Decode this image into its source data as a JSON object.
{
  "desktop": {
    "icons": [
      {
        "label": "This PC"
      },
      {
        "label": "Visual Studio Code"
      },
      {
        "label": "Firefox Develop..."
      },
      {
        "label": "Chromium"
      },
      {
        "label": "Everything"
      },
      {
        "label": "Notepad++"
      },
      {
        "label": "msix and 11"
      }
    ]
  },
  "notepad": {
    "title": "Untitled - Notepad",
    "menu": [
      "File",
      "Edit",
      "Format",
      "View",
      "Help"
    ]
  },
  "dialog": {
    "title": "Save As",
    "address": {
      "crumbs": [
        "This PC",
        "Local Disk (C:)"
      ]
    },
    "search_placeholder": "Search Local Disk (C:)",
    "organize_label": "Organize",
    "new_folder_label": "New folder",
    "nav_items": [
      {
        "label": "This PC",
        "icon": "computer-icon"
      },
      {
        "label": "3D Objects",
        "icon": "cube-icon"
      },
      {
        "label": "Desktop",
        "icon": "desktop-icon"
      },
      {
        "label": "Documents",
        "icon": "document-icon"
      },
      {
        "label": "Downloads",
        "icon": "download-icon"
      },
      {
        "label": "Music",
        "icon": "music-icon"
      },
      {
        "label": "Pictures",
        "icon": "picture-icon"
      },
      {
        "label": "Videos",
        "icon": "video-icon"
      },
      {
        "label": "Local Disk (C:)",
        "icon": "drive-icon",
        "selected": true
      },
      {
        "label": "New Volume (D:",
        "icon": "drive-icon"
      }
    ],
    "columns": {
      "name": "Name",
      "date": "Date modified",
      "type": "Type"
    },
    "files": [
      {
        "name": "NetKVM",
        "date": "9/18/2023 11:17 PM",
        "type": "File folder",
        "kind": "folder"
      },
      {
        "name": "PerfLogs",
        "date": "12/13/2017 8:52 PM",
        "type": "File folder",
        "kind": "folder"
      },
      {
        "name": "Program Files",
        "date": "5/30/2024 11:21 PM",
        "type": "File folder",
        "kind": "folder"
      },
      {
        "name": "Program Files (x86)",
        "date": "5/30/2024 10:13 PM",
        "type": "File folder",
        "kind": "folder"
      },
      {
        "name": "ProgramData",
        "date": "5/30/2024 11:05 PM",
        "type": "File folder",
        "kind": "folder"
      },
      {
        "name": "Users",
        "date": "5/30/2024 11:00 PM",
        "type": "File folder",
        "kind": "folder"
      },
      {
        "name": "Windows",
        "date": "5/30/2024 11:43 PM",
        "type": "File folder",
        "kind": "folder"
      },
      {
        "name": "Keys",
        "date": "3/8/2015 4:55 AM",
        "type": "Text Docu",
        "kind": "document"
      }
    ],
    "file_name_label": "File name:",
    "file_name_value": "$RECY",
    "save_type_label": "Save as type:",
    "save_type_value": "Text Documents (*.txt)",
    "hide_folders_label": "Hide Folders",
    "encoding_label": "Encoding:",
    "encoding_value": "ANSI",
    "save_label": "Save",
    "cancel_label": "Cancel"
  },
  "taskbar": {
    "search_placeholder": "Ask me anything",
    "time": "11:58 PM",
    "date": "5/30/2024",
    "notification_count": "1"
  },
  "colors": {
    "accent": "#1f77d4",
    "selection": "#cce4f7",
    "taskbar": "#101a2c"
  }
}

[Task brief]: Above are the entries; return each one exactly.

[Answer for the task]:
Decode this image into its source data as a JSON object.
{
  "desktop": {
    "icons": [
      {
        "label": "This PC"
      },
      {
        "label": "Visual Studio Code"
      },
      {
        "label": "Firefox Develop..."
      },
      {
        "label": "Chromium"
      },
      {
        "label": "Everything"
      },
      {
        "label": "Notepad++"
      },
      {
        "label": "msix and 11"
      }
    ]
  },
  "notepad": {
    "title": "Untitled - Notepad",
    "menu": [
      "File",
      "Edit",
      "Format",
      "View",
      "Help"
    ]
  },
  "dialog": {
    "title": "Save As",
    "address": {
      "crumbs": [
        "This PC",
        "Local Disk (C:)"
      ]
    },
    "search_placeholder": "Search Local Disk (C:)",
    "organize_label": "Organize",
    "new_folder_label": "New folder",
    "nav_items": [
      {
        "label": "This PC",
        "icon": "computer-icon"
      },
      {
        "label": "3D Objects",
        "icon": "cube-icon"
      },
      {
        "label": "Desktop",
        "icon": "desktop-icon"
      },
      {
        "label": "Documents",
        "icon": "document-icon"
      },
      {
        "label": "Downloads",
        "icon": "download-icon"
      },
      {
        "label": "Music",
        "icon": "music-icon"
      },
      {
        "label": "Pictures",
        "icon": "picture-icon"
      },
      {
        "label": "Videos",
        "icon": "video-icon"
      },
      {
        "label": "Local Disk (C:)",
        "icon": "drive-icon",
        "selected": true
      },
      {
        "label": "New Volume (D:",
        "icon": "drive-icon"
      }
    ],
    "columns": {
      "name": "Name",
      "date": "Date modified",
      "type": "Type"
    },
    "files": [
      {
        "name": "NetKVM",
        "date": "9/18/2023 11:17 PM",
        "type": "File folder",
        "kind": "folder"
      },
      {
        "name": "PerfLogs",
        "date": "12/13/2017 8:52 PM",
        "type": "File folder",
        "kind": "folder"
      },
      {
        "name": "Program Files",
        "date": "5/30/2024 11:21 PM",
        "type": "File folder",
        "kind": "folder"
      },
      {
        "name": "Program Files (x86)",
        "date": "5/30/2024 10:13 PM",
        "type": "File folder",
        "kind": "folder"
      },
      {
        "name": "ProgramData",
        "date": "5/30/2024 11:05 PM",
        "type": "File folder",
        "kind": "folder"
      },
      {
        "name": "Users",
        "date": "5/30/2024 11:00 PM",
        "type": "File folder",
        "kind": "folder"
      },
      {
        "name": "Windows",
        "date": "5/30/2024 11:43 PM",
        "type": "File folder",
        "kind": "folder"
      },
      {
        "name": "Keys",
        "date": "3/8/2015 4:55 AM",
        "type": "Text Docu",
        "kind": "document"
      }
    ],
    "file_name_label": "File name:",
    "file_name_value": "$RECY",
    "save_type_label": "Save as type:",
    "save_type_value": "Text Documents (*.txt)",
    "hide_folders_label": "Hide Folders",
    "encoding_label": "Encoding:",
    "encoding_value": "ANSI",
    "save_label": "Save",
    "cancel_label": "Cancel"
  },
  "taskbar": {
    "search_placeholder": "Ask me anything",
    "time": "11:58 PM",
    "date": "5/30/2024",
    "notification_count": "1"
  },
  "colors": {
    "accent": "#1f77d4",
    "selection": "#cce4f7",
    "taskbar": "#101a2c"
  }
}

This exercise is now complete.